(The input Opens)
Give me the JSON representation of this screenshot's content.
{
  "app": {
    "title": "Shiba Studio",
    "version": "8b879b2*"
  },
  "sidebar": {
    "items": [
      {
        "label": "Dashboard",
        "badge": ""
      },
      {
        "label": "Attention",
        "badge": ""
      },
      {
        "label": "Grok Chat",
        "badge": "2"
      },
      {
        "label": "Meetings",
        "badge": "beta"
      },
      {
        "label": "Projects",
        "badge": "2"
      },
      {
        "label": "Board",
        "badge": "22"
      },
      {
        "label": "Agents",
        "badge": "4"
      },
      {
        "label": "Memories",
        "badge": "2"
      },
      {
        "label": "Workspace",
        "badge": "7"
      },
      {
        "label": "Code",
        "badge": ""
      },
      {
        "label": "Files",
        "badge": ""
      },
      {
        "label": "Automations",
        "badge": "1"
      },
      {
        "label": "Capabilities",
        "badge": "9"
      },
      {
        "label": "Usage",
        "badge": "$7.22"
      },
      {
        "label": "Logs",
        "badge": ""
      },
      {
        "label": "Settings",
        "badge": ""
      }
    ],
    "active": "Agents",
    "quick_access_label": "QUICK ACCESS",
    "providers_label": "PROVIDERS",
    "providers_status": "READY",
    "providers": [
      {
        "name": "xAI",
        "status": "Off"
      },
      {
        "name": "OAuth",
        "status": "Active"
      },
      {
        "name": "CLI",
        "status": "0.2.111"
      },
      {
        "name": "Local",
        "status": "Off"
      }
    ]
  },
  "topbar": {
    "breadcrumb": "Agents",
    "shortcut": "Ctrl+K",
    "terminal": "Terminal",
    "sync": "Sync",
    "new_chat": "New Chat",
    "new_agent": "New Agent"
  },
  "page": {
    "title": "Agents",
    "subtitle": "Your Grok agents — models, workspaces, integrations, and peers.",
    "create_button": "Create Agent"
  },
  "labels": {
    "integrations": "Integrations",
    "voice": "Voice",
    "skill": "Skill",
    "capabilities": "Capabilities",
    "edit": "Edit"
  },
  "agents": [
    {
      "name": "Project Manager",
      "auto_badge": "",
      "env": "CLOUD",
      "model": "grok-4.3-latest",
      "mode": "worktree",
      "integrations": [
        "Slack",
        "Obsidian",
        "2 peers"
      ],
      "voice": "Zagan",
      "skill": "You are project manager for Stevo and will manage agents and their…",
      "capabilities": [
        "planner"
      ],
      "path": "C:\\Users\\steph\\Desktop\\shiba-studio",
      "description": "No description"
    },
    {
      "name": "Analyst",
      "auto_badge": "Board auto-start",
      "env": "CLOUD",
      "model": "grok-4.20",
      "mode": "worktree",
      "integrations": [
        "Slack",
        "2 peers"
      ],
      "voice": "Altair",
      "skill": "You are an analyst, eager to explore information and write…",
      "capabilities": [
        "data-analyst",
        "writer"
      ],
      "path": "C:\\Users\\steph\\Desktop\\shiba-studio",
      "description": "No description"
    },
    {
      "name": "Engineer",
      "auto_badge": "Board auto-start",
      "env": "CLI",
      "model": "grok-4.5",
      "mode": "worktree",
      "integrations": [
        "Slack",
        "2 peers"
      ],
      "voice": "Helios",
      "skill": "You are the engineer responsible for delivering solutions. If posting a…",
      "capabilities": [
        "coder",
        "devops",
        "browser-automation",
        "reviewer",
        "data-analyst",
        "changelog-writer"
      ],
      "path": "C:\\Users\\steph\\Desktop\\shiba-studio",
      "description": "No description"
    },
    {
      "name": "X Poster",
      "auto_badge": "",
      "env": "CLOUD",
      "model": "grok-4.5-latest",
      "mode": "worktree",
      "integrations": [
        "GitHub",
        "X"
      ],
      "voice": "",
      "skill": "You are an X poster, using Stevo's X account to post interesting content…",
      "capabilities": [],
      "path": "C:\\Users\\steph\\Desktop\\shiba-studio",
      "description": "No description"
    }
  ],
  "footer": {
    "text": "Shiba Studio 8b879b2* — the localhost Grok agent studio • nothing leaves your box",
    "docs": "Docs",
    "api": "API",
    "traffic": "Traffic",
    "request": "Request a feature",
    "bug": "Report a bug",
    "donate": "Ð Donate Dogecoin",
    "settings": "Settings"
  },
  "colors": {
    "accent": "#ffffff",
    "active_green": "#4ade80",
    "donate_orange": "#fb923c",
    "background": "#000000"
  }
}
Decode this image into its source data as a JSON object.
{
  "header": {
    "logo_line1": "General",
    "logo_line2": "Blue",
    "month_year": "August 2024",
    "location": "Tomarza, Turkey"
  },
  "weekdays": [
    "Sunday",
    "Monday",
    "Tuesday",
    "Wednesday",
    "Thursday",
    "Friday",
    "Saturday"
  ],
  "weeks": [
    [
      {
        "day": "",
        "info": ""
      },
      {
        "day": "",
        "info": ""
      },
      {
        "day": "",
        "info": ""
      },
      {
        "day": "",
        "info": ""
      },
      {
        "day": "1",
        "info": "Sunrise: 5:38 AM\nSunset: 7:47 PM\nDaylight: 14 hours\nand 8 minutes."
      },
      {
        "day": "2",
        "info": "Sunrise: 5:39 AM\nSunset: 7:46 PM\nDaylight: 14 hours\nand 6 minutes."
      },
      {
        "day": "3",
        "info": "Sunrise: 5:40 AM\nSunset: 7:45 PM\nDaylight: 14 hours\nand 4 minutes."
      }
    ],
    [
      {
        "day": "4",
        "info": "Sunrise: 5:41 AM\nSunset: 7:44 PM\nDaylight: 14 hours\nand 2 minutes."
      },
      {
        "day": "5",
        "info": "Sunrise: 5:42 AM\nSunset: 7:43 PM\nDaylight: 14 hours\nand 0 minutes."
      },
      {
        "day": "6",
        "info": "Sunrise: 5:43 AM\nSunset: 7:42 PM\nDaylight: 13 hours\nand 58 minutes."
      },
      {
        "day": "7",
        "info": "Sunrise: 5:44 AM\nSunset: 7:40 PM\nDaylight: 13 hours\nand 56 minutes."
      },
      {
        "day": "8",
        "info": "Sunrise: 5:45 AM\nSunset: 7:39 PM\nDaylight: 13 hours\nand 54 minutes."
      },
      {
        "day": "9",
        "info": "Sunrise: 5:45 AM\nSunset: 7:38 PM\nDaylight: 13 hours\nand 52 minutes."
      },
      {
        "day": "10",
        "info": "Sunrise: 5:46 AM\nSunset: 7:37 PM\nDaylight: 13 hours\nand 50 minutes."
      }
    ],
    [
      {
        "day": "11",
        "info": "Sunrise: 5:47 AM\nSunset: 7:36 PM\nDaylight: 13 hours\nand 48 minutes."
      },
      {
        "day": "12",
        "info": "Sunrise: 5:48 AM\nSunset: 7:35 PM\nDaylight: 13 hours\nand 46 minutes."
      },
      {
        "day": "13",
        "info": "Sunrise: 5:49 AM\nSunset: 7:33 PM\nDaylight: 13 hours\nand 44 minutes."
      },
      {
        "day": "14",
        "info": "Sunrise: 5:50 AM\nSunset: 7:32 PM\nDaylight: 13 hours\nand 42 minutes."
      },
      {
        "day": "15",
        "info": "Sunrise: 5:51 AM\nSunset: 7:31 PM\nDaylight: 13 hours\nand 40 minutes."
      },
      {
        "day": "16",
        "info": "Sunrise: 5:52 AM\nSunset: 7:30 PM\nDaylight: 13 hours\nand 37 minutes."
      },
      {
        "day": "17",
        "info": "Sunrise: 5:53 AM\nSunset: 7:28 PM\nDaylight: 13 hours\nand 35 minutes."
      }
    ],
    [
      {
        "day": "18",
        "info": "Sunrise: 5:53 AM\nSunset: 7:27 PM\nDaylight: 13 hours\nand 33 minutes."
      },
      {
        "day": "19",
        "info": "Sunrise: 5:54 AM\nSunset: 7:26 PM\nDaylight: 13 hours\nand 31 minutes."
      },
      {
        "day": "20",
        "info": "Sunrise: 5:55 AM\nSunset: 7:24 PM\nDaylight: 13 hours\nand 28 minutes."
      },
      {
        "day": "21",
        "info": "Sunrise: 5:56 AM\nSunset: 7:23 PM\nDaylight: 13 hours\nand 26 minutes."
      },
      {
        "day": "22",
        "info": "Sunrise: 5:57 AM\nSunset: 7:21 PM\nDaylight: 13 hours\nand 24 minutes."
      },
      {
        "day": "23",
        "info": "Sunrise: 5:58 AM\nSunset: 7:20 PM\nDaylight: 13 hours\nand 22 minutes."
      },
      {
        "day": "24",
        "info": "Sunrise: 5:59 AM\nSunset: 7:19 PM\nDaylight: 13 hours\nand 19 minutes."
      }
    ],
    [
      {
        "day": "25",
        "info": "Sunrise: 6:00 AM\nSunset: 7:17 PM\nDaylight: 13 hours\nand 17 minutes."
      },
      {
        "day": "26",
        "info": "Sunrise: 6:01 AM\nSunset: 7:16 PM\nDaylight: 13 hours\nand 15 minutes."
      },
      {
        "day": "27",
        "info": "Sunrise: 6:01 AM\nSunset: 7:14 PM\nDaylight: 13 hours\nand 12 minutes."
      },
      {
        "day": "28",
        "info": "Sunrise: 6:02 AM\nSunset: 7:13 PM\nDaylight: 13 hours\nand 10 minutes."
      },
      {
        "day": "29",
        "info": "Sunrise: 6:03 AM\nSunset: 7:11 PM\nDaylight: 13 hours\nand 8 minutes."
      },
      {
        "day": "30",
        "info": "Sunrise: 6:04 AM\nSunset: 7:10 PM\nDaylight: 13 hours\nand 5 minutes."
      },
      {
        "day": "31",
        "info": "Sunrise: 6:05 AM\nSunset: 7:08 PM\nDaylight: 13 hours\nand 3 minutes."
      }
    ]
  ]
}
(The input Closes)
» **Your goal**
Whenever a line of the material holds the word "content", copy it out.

» **Problem solution**
Give me the JSON representation of this screenshot's content.
      "skill": "You are an X poster, using Stevo's X account to post interesting content…",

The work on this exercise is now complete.